## WORK ORDER
Scan the records for lines with the string "values". Say how many there are, and add nothing.

DATA SHOWN Block Start

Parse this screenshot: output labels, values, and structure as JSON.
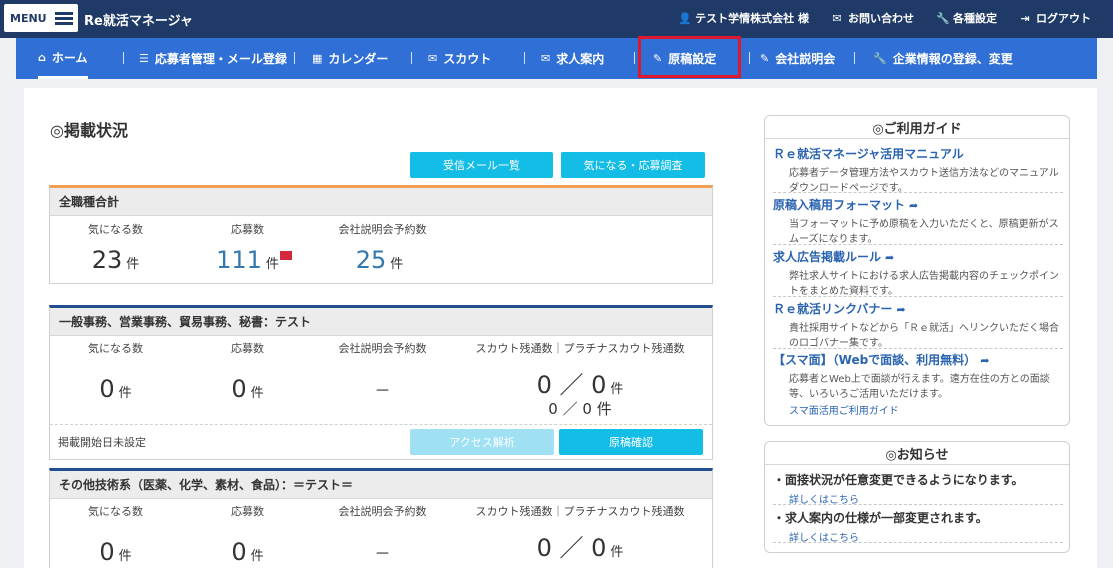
{
  "header": {
    "menu_label": "MENU",
    "brand": "Re就活マネージャ",
    "links": [
      {
        "icon": "user-icon",
        "label": "テスト学情株式会社 様"
      },
      {
        "icon": "mail-icon",
        "label": "お問い合わせ"
      },
      {
        "icon": "wrench-icon",
        "label": "各種設定"
      },
      {
        "icon": "logout-icon",
        "label": "ログアウト"
      }
    ]
  },
  "nav": {
    "items": [
      {
        "icon": "home-icon",
        "label": "ホーム"
      },
      {
        "icon": "list-icon",
        "label": "応募者管理・メール登録"
      },
      {
        "icon": "calendar-icon",
        "label": "カレンダー"
      },
      {
        "icon": "mail-icon",
        "label": "スカウト"
      },
      {
        "icon": "mail-icon",
        "label": "求人案内"
      },
      {
        "icon": "pencil-icon",
        "label": "原稿設定"
      },
      {
        "icon": "pencil-icon",
        "label": "会社説明会"
      },
      {
        "icon": "wrench-icon",
        "label": "企業情報の登録、変更"
      }
    ],
    "highlight_color": "#e0182d"
  },
  "main": {
    "title": "◎掲載状況",
    "buttons": {
      "inbox": "受信メール一覧",
      "survey": "気になる・応募調査"
    },
    "total": {
      "heading": "全職種合計",
      "labels": [
        "気になる数",
        "応募数",
        "会社説明会予約数"
      ],
      "values": [
        "23",
        "111",
        "25"
      ],
      "unit": "件"
    },
    "jobs": [
      {
        "heading": "一般事務、営業事務、貿易事務、秘書：テスト",
        "labels": [
          "気になる数",
          "応募数",
          "会社説明会予約数",
          "スカウト残通数｜プラチナスカウト残通数"
        ],
        "interest": "0",
        "apply": "0",
        "seminar": "－",
        "scout_main": "0 ／ 0",
        "scout_sub": "0 ／ 0 件",
        "unit": "件",
        "status": "掲載開始日未設定",
        "access_btn": "アクセス解析",
        "confirm_btn": "原稿確認"
      },
      {
        "heading": "その他技術系（医薬、化学、素材、食品）：＝テスト＝",
        "labels": [
          "気になる数",
          "応募数",
          "会社説明会予約数",
          "スカウト残通数｜プラチナスカウト残通数"
        ],
        "interest": "0",
        "apply": "0",
        "seminar": "－",
        "scout_main": "0 ／ 0",
        "unit": "件"
      }
    ]
  },
  "guide": {
    "title": "◎ご利用ガイド",
    "items": [
      {
        "title": "Ｒｅ就活マネージャ活用マニュアル",
        "desc": "応募者データ管理方法やスカウト送信方法などのマニュアルダウンロードページです。"
      },
      {
        "title": "原稿入稿用フォーマット",
        "desc": "当フォーマットに予め原稿を入力いただくと、原稿更新がスムーズになります。"
      },
      {
        "title": "求人広告掲載ルール",
        "desc": "弊社求人サイトにおける求人広告掲載内容のチェックポイントをまとめた資料です。"
      },
      {
        "title": "Ｒｅ就活リンクバナー",
        "desc": "貴社採用サイトなどから「Ｒｅ就活」へリンクいただく場合のロゴバナー集です。"
      },
      {
        "title": "【スマ面】（Webで面談、利用無料）",
        "desc": "応募者とWeb上で面談が行えます。遠方在住の方との面談等、いろいろご活用いただけます。",
        "link": "スマ面活用ご利用ガイド"
      }
    ]
  },
  "news": {
    "title": "◎お知らせ",
    "items": [
      {
        "title": "・面接状況が任意変更できるようになります。",
        "link": "詳しくはこちら"
      },
      {
        "title": "・求人案内の仕様が一部変更されます。",
        "link": "詳しくはこちら"
      }
    ]
  },
  "colors": {
    "header_bg": "#1f3a66",
    "nav_bg": "#2f6fd6",
    "accent_cyan": "#14bde6",
    "total_border": "#f0a050",
    "job_border": "#1f4f8f",
    "link_blue": "#2a64b0"
  }
}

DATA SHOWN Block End

## ANSWER TO THIS EXERCISE
2